Chicago-Cook County Jury Duty – Democracy in Action in the Civil Justice System

Recently my wife was called to serve as a juror in a Chicago-Cook County jury case. Although she was ultimately not called, it reminded me that we must never take this process for granted.

The 7th amendment of the U.S. Constitution gives the right of trial by jury that no other country guarantees.

In suits at common law, where the value in controversy shall exceed twenty dollars, the right of trial by jury shall be preserved, and no fact tried by a jury, shall be otherwise reexamined in any court of the United States, than according to the rules of the common law.

Our civil justice system is derived from the English Magna Carter. Our Constitution is designed so that each case is tried by a group of one’s peers, in this case a representation of our Cook County community, that is responsible for judging what is right or wrong in each case.

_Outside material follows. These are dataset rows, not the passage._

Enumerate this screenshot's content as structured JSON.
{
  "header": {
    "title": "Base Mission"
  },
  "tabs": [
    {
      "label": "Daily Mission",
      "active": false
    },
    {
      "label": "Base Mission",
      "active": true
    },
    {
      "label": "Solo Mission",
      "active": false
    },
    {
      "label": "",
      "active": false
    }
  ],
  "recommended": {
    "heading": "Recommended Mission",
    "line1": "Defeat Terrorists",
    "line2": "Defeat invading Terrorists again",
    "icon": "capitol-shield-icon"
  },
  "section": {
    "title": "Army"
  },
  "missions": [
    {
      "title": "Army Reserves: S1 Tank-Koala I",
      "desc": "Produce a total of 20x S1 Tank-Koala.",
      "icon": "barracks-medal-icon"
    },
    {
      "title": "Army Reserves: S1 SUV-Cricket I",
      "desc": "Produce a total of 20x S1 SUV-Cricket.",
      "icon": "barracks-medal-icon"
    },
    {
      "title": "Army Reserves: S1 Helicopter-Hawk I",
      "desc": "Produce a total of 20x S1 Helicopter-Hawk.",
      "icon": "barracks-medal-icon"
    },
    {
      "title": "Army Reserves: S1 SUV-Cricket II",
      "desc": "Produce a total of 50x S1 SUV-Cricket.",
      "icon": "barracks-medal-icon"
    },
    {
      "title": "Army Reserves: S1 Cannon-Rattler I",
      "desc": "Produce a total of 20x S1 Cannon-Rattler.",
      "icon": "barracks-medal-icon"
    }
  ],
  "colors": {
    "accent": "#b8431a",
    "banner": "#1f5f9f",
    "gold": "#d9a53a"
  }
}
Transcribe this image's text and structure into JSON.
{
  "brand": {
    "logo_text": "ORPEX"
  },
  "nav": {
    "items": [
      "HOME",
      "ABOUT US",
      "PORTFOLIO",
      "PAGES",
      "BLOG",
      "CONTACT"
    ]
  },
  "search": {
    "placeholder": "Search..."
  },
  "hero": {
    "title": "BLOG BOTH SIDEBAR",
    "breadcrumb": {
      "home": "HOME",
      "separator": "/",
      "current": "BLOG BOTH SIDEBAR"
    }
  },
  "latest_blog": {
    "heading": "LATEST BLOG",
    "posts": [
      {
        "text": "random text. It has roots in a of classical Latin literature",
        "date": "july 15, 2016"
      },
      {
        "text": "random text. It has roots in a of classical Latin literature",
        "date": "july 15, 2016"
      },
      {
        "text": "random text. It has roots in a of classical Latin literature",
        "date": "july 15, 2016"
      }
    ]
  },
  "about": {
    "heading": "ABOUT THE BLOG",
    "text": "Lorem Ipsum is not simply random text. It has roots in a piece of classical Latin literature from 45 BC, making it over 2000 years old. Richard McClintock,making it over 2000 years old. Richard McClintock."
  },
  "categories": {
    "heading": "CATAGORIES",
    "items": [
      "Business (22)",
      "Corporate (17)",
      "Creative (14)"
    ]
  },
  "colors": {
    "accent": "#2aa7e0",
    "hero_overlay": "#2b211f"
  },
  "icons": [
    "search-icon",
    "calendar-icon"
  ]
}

As a civil justice attorney I am aware of the sacrifice each juror makes to this system, even if it is not voluntary. The jury system allows our country to continue to uphold the principles of freedom and individual rights established in the Constitution. Without jurors our legal system would be unable to function.

As a representative of the party with the burden of proof, the Plaintiff, I do my best to provide the jurors with a steady flow of evidence without overloading issues or repeating obvious evidence with cumulative witnesses. I appreciate that jurors are sacrificing their time and I would like to extend my thanks to all Cook County jurors for allowing our legal system to function smoothly.

Robert Kreisman of Chicago’s Kreisman Law Offices has been practicing civil justice law for over 30 years, serving areas in and around Cook County, such as Rolling Meadows, Highland Park, Wheaton, and Blue Island.